2011. Paper presented at American Geophysical Union, Fall meeting 2011, San Francisco, Ca, USA, .

Research output: Contribution to conferenceConference paperProfessional

TY - CONF

T1 - Comparing trends in European streamflow records to hydrological change in a large-scale model intercomparison experiment

AU - Stahl, K.

AU - Tallaksen, L.M.

AU - van Lanen, H.A.J.

PY - 2011

Y1 - 2011

N2 - In Europe, an overall appraisal of runoff changes at a continental scale has long been hindered by the paucity of readily-available runoff data. Recently, a coherent picture of hydrological trends in the most recent decades (1960-2000) has emerged from regional analyses of streamflow observations. This study created maps of relative change in annual and monthly runoff, and high and low flows across Europe based on an ensemble of eight large-scale hydrological models from the EU project WATCH. These modelled changes were validated against trends from 293 discharge records showing that the ensemble mean provides the best representation of changes. Estimates of change are particularly reliable for annual runoff, winter runoff, and high flows. The model ensemble maps reveal valuable details of a pronounced gradient between positive (wetter) trends in the Northwest and negative (drier) trends in the Mediterranean and in the Southeast, which are much stronger in winter. They provide a considerable improvement over previously published maps of observed trends covering only parts of Europe. An expansion to the whole 20th century has to rely on fewer observations and fewer model simulations. However, a product "WATCH 20th Century ensemble" is available and used for comparison. Based on the results of these analyses the potential of the ensemble the to fill gaps to assess decadal changes in runoff in Europe where long-term observations are unavailable is assessed. Relative changes in runoff are also compared to climate-model driven runs of the hydrological models for the 20th and 21st century.
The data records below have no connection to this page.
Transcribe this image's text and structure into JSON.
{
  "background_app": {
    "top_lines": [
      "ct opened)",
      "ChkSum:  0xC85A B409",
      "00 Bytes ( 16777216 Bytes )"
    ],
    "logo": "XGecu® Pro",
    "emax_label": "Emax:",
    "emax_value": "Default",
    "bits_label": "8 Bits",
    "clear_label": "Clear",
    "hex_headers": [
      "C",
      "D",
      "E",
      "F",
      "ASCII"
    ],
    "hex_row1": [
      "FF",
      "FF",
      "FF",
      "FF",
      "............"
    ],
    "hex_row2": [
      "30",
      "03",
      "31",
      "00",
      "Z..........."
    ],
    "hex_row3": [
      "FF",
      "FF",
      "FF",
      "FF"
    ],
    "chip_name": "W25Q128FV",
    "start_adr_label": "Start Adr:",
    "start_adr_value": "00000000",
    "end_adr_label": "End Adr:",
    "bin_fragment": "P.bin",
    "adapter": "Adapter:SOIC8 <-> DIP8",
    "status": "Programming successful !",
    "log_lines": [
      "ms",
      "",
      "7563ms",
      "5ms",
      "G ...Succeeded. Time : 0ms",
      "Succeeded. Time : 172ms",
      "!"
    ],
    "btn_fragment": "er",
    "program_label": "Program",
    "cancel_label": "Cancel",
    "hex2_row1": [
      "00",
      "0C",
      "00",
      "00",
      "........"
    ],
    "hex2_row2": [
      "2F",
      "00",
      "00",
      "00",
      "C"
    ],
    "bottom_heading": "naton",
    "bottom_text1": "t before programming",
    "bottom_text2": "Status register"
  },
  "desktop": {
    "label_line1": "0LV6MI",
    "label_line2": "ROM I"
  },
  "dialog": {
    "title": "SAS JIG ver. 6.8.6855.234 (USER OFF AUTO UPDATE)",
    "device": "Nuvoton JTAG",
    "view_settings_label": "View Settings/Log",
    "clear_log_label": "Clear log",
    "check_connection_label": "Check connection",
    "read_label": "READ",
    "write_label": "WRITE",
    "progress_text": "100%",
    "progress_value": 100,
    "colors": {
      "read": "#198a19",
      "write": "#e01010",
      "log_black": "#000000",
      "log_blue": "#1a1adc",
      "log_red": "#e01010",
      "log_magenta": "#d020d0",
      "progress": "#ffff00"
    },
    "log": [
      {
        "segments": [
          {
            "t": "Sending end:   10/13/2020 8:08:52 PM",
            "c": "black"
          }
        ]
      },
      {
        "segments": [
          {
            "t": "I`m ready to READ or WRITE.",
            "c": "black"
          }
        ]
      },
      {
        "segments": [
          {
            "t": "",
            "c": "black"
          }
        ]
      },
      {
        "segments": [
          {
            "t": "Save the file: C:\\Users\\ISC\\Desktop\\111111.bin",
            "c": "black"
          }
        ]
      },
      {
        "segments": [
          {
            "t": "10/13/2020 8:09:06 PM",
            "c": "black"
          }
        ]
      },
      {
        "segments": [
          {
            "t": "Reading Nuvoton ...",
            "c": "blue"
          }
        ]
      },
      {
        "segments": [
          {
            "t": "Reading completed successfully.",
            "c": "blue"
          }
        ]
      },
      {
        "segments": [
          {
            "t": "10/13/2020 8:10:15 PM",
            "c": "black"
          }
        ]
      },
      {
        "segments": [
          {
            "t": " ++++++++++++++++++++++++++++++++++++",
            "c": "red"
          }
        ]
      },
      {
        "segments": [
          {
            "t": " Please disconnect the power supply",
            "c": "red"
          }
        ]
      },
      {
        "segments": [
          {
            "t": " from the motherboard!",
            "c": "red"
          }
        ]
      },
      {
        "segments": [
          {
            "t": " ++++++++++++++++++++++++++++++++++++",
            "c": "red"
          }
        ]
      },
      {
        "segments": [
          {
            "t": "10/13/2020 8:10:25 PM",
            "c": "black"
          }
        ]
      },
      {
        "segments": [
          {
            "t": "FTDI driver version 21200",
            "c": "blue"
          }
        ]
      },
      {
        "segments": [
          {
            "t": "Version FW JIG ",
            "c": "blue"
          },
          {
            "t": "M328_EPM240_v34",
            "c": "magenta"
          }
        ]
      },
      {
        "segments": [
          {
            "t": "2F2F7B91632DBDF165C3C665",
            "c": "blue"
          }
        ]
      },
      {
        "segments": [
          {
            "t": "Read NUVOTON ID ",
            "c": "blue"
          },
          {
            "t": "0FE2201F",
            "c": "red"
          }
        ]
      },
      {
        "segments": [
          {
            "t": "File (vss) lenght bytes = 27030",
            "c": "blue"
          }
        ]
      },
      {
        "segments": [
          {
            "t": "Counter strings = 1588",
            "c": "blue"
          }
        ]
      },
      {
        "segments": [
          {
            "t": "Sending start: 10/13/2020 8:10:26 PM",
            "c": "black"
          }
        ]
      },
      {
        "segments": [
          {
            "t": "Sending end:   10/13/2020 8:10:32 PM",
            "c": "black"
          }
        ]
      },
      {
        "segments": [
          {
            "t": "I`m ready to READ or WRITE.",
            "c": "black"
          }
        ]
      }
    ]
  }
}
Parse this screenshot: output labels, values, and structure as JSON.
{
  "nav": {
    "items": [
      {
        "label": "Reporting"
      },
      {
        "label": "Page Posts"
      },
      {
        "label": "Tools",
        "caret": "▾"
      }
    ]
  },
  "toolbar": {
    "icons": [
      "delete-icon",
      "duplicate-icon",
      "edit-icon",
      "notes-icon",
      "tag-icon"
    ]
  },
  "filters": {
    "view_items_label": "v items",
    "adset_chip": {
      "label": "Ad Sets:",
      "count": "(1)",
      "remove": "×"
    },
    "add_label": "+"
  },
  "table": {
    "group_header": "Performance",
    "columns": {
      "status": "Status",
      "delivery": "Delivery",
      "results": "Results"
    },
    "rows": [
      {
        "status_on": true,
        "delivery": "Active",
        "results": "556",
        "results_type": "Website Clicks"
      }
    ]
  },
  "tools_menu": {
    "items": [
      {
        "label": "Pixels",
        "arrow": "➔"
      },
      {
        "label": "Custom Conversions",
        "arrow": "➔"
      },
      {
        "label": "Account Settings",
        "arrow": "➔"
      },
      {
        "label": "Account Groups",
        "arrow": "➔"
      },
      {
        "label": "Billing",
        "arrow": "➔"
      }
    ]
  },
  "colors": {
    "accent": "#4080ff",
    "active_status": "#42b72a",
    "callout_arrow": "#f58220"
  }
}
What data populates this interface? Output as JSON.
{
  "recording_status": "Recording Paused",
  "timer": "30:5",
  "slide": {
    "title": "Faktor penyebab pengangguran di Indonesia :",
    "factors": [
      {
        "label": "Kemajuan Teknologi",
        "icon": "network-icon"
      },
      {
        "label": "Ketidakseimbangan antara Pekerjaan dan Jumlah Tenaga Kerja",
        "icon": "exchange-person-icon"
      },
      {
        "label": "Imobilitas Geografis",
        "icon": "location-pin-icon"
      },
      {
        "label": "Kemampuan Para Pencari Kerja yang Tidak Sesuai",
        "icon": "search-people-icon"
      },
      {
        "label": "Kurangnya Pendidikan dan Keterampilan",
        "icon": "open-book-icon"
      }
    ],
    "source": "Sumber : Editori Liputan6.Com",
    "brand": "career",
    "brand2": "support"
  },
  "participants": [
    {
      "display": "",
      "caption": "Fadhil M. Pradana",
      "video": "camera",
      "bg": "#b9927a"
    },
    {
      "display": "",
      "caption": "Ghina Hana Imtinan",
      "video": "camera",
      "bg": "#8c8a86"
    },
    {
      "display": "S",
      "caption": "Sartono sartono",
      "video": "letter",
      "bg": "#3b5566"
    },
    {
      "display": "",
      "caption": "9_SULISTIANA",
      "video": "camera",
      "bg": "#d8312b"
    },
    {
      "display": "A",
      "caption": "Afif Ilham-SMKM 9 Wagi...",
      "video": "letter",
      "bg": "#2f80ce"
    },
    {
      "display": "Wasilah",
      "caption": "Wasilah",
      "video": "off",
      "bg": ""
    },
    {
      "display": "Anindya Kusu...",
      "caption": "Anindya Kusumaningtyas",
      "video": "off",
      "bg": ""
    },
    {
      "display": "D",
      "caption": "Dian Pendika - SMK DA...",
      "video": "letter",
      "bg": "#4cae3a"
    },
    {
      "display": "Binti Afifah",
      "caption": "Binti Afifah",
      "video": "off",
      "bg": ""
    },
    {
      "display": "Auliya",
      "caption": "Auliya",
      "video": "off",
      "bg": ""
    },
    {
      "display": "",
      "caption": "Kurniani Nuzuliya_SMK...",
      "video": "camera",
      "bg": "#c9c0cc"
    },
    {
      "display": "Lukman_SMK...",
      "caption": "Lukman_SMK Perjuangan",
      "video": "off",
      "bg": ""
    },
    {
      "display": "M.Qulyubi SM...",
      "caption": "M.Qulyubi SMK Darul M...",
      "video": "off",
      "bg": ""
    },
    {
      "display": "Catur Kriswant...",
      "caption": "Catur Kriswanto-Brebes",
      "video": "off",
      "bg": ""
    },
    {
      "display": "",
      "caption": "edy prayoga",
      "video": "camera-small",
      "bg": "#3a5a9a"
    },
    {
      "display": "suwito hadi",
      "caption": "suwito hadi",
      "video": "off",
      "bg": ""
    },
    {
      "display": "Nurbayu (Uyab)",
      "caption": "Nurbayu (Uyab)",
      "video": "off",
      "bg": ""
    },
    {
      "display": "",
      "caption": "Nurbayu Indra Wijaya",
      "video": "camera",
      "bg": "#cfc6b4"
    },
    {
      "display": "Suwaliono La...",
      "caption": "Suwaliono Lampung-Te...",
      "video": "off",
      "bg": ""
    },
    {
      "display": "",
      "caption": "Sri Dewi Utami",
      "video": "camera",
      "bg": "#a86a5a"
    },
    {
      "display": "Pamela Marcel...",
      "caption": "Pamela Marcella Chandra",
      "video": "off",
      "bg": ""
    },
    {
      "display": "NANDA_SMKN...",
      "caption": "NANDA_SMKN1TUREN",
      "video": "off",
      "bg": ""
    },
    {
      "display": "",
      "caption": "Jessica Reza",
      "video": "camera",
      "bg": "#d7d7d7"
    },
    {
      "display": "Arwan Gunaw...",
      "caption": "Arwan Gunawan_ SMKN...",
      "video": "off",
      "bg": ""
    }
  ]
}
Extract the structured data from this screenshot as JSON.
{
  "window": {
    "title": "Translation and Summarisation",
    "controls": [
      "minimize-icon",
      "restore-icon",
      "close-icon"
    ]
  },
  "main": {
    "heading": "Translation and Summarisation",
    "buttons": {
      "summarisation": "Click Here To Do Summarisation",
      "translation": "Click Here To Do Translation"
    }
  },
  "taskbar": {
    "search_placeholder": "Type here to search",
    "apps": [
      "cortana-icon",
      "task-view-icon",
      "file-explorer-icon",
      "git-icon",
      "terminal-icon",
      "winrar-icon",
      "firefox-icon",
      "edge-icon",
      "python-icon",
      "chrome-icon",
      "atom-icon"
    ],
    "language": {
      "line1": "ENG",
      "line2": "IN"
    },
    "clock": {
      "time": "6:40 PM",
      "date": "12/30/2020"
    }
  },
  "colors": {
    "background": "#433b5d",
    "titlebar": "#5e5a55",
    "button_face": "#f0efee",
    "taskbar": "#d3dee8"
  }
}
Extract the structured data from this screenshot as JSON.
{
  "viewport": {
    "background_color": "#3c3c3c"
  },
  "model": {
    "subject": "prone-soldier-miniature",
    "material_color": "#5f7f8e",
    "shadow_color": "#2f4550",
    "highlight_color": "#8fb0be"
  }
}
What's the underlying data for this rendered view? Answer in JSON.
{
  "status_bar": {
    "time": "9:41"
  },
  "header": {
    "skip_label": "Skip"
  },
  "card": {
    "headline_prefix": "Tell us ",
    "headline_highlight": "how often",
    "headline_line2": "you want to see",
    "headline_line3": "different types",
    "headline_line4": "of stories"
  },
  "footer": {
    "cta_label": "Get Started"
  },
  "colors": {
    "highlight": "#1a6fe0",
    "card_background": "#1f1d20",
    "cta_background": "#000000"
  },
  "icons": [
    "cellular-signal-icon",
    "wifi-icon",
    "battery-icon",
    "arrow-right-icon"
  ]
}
AB - In Europe, an overall appraisal of runoff changes at a continental scale has long been hindered by the paucity of readily-available runoff data. Recently, a coherent picture of hydrological trends in the most recent decades (1960-2000) has emerged from regional analyses of streamflow observations. This study created maps of relative change in annual and monthly runoff, and high and low flows across Europe based on an ensemble of eight large-scale hydrological models from the EU project WATCH. These modelled changes were validated against trends from 293 discharge records showing that the ensemble mean provides the best representation of changes. Estimates of change are particularly reliable for annual runoff, winter runoff, and high flows. The model ensemble maps reveal valuable details of a pronounced gradient between positive (wetter) trends in the Northwest and negative (drier) trends in the Mediterranean and in the Southeast, which are much stronger in winter. They provide a considerable improvement over previously published maps of observed trends covering only parts of Europe. An expansion to the whole 20th century has to rely on fewer observations and fewer model simulations. However, a product "WATCH 20th Century ensemble" is available and used for comparison. Based on the results of these analyses the potential of the ensemble the to fill gaps to assess decadal changes in runoff in Europe where long-term observations are unavailable is assessed. Relative changes in runoff are also compared to climate-model driven runs of the hydrological models for the 20th and 21st century.

M3 - Conference paper

ER -

Stahl K, Tallaksen LM, van Lanen HAJ. Comparing trends in European streamflow records to hydrological change in a large-scale model intercomparison experiment. 2011. Paper presented at American Geophysical Union, Fall meeting 2011, San Francisco, Ca, USA, .